| What is needed |
Retype the records exactly.

-------

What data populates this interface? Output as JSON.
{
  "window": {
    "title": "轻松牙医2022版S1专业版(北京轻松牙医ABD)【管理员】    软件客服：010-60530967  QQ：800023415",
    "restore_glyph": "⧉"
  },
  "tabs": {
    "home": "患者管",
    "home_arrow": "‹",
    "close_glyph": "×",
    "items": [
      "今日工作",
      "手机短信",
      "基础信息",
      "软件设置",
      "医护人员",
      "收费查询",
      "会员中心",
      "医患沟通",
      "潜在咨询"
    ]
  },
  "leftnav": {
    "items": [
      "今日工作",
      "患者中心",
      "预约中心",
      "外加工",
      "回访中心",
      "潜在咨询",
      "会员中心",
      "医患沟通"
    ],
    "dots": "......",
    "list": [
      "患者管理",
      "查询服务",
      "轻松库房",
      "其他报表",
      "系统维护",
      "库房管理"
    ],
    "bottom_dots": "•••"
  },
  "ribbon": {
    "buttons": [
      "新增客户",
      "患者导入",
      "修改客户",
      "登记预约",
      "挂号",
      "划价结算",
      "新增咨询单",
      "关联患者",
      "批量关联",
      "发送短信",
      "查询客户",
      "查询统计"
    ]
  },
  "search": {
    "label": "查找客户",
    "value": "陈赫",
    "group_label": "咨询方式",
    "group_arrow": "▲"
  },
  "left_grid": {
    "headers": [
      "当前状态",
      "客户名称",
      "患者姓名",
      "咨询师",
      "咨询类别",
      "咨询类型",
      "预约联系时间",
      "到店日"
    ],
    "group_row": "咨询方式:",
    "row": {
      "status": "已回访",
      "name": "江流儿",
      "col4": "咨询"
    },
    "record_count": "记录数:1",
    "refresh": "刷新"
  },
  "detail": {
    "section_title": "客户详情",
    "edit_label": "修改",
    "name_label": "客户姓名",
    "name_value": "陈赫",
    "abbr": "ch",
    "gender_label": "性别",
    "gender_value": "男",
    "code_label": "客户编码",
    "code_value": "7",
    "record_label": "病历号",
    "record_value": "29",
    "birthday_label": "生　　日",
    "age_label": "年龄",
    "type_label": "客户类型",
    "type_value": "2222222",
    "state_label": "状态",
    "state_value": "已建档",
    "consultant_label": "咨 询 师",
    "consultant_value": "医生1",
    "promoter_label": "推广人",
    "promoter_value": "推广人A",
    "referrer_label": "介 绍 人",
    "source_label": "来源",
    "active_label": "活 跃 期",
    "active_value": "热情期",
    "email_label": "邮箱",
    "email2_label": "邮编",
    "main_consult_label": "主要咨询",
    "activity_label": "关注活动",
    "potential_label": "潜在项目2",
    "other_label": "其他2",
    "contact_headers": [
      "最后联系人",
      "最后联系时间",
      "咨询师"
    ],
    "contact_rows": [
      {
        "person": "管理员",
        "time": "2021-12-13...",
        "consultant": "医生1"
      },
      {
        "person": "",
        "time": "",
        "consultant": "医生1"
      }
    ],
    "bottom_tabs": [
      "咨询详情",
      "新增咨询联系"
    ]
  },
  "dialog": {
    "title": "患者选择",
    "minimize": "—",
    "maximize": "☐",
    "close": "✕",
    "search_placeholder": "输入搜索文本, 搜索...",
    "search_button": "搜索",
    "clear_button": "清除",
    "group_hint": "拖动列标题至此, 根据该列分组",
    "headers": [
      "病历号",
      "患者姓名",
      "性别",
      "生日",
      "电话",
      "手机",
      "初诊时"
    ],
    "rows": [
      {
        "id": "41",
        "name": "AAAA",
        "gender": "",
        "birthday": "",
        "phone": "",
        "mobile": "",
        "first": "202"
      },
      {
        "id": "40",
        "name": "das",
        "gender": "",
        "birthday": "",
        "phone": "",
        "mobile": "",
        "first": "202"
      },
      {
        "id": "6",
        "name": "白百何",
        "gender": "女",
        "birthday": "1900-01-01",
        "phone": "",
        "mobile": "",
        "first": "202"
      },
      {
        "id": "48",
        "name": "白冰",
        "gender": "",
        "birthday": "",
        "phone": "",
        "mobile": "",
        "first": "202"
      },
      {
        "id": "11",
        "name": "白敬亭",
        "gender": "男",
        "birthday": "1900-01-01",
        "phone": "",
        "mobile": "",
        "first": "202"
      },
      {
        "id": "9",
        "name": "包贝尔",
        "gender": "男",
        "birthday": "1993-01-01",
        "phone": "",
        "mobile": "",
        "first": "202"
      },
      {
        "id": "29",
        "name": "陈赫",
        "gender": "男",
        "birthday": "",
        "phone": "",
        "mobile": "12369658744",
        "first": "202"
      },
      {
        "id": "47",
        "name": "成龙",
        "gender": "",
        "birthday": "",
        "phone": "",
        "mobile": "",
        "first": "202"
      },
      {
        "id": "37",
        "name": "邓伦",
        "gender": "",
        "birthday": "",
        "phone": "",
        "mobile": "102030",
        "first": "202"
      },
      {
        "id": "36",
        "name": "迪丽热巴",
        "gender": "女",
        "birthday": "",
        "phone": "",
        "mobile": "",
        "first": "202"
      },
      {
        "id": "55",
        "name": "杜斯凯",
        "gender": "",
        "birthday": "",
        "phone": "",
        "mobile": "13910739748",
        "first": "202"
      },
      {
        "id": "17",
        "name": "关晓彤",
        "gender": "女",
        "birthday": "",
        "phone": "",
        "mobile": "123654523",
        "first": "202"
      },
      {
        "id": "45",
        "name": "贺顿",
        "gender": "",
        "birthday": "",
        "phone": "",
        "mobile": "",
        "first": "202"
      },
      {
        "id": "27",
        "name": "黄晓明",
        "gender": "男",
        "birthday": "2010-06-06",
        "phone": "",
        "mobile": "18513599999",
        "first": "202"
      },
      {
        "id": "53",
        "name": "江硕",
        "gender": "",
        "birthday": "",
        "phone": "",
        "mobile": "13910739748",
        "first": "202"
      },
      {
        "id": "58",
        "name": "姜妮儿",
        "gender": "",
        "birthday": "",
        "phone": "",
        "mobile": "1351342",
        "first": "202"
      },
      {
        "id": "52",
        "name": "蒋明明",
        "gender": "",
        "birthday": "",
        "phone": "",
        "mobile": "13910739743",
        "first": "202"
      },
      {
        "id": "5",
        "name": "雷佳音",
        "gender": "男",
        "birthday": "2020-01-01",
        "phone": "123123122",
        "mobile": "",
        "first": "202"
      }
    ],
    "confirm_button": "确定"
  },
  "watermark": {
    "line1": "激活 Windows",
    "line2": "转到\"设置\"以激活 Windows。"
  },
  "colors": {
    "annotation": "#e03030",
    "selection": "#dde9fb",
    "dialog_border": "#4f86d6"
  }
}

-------

| Answer space |
What data populates this interface? Output as JSON.
{
  "window": {
    "title": "轻松牙医2022版S1专业版(北京轻松牙医ABD)【管理员】    软件客服：010-60530967  QQ：800023415",
    "restore_glyph": "⧉"
  },
  "tabs": {
    "home": "患者管",
    "home_arrow": "‹",
    "close_glyph": "×",
    "items": [
      "今日工作",
      "手机短信",
      "基础信息",
      "软件设置",
      "医护人员",
      "收费查询",
      "会员中心",
      "医患沟通",
      "潜在咨询"
    ]
  },
  "leftnav": {
    "items": [
      "今日工作",
      "患者中心",
      "预约中心",
      "外加工",
      "回访中心",
      "潜在咨询",
      "会员中心",
      "医患沟通"
    ],
    "dots": "......",
    "list": [
      "患者管理",
      "查询服务",
      "轻松库房",
      "其他报表",
      "系统维护",
      "库房管理"
    ],
    "bottom_dots": "•••"
  },
  "ribbon": {
    "buttons": [
      "新增客户",
      "患者导入",
      "修改客户",
      "登记预约",
      "挂号",
      "划价结算",
      "新增咨询单",
      "关联患者",
      "批量关联",
      "发送短信",
      "查询客户",
      "查询统计"
    ]
  },
  "search": {
    "label": "查找客户",
    "value": "陈赫",
    "group_label": "咨询方式",
    "group_arrow": "▲"
  },
  "left_grid": {
    "headers": [
      "当前状态",
      "客户名称",
      "患者姓名",
      "咨询师",
      "咨询类别",
      "咨询类型",
      "预约联系时间",
      "到店日"
    ],
    "group_row": "咨询方式:",
    "row": {
      "status": "已回访",
      "name": "江流儿",
      "col4": "咨询"
    },
    "record_count": "记录数:1",
    "refresh": "刷新"
  },
  "detail": {
    "section_title": "客户详情",
    "edit_label": "修改",
    "name_label": "客户姓名",
    "name_value": "陈赫",
    "abbr": "ch",
    "gender_label": "性别",
    "gender_value": "男",
    "code_label": "客户编码",
    "code_value": "7",
    "record_label": "病历号",
    "record_value": "29",
    "birthday_label": "生　　日",
    "age_label": "年龄",
    "type_label": "客户类型",
    "type_value": "2222222",
    "state_label": "状态",
    "state_value": "已建档",
    "consultant_label": "咨 询 师",
    "consultant_value": "医生1",
    "promoter_label": "推广人",
    "promoter_value": "推广人A",
    "referrer_label": "介 绍 人",
    "source_label": "来源",
    "active_label": "活 跃 期",
    "active_value": "热情期",
    "email_label": "邮箱",
    "email2_label": "邮编",
    "main_consult_label": "主要咨询",
    "activity_label": "关注活动",
    "potential_label": "潜在项目2",
    "other_label": "其他2",
    "contact_headers": [
      "最后联系人",
      "最后联系时间",
      "咨询师"
    ],
    "contact_rows": [
      {
        "person": "管理员",
        "time": "2021-12-13...",
        "consultant": "医生1"
      },
      {
        "person": "",
        "time": "",
        "consultant": "医生1"
      }
    ],
    "bottom_tabs": [
      "咨询详情",
      "新增咨询联系"
    ]
  },
  "dialog": {
    "title": "患者选择",
    "minimize": "—",
    "maximize": "☐",
    "close": "✕",
    "search_placeholder": "输入搜索文本, 搜索...",
    "search_button": "搜索",
    "clear_button": "清除",
    "group_hint": "拖动列标题至此, 根据该列分组",
    "headers": [
      "病历号",
      "患者姓名",
      "性别",
      "生日",
      "电话",
      "手机",
      "初诊时"
    ],
    "rows": [
      {
        "id": "41",
        "name": "AAAA",
        "gender": "",
        "birthday": "",
        "phone": "",
        "mobile": "",
        "first": "202"
      },
      {
        "id": "40",
        "name": "das",
        "gender": "",
        "birthday": "",
        "phone": "",
        "mobile": "",
        "first": "202"
      },
      {
        "id": "6",
        "name": "白百何",
        "gender": "女",
        "birthday": "1900-01-01",
        "phone": "",
        "mobile": "",
        "first": "202"
      },
      {
        "id": "48",
        "name": "白冰",
        "gender": "",
        "birthday": "",
        "phone": "",
        "mobile": "",
        "first": "202"
      },
      {
        "id": "11",
        "name": "白敬亭",
        "gender": "男",
        "birthday": "1900-01-01",
        "phone": "",
        "mobile": "",
        "first": "202"
      },
      {
        "id": "9",
        "name": "包贝尔",
        "gender": "男",
        "birthday": "1993-01-01",
        "phone": "",
        "mobile": "",
        "first": "202"
      },
      {
        "id": "29",
        "name": "陈赫",
        "gender": "男",
        "birthday": "",
        "phone": "",
        "mobile": "12369658744",
        "first": "202"
      },
      {
        "id": "47",
        "name": "成龙",
        "gender": "",
        "birthday": "",
        "phone": "",
        "mobile": "",
        "first": "202"
      },
      {
        "id": "37",
        "name": "邓伦",
        "gender": "",
        "birthday": "",
        "phone": "",
        "mobile": "102030",
        "first": "202"
      },
      {
        "id": "36",
        "name": "迪丽热巴",
        "gender": "女",
        "birthday": "",
        "phone": "",
        "mobile": "",
        "first": "202"
      },
      {
        "id": "55",
        "name": "杜斯凯",
        "gender": "",
        "birthday": "",
        "phone": "",
        "mobile": "13910739748",
        "first": "202"
      },
      {
        "id": "17",
        "name": "关晓彤",
        "gender": "女",
        "birthday": "",
        "phone": "",
        "mobile": "123654523",
        "first": "202"
      },
      {
        "id": "45",
        "name": "贺顿",
        "gender": "",
        "birthday": "",
        "phone": "",
        "mobile": "",
        "first": "202"
      },
      {
        "id": "27",
        "name": "黄晓明",
        "gender": "男",
        "birthday": "2010-06-06",
        "phone": "",
        "mobile": "18513599999",
        "first": "202"
      },
      {
        "id": "53",
        "name": "江硕",
        "gender": "",
        "birthday": "",
        "phone": "",
        "mobile": "13910739748",
        "first": "202"
      },
      {
        "id": "58",
        "name": "姜妮儿",
        "gender": "",
        "birthday": "",
        "phone": "",
        "mobile": "1351342",
        "first": "202"
      },
      {
        "id": "52",
        "name": "蒋明明",
        "gender": "",
        "birthday": "",
        "phone": "",
        "mobile": "13910739743",
        "first": "202"
      },
      {
        "id": "5",
        "name": "雷佳音",
        "gender": "男",
        "birthday": "2020-01-01",
        "phone": "123123122",
        "mobile": "",
        "first": "202"
      }
    ],
    "confirm_button": "确定"
  },
  "watermark": {
    "line1": "激活 Windows",
    "line2": "转到\"设置\"以激活 Windows。"
  },
  "colors": {
    "annotation": "#e03030",
    "selection": "#dde9fb",
    "dialog_border": "#4f86d6"
  }
}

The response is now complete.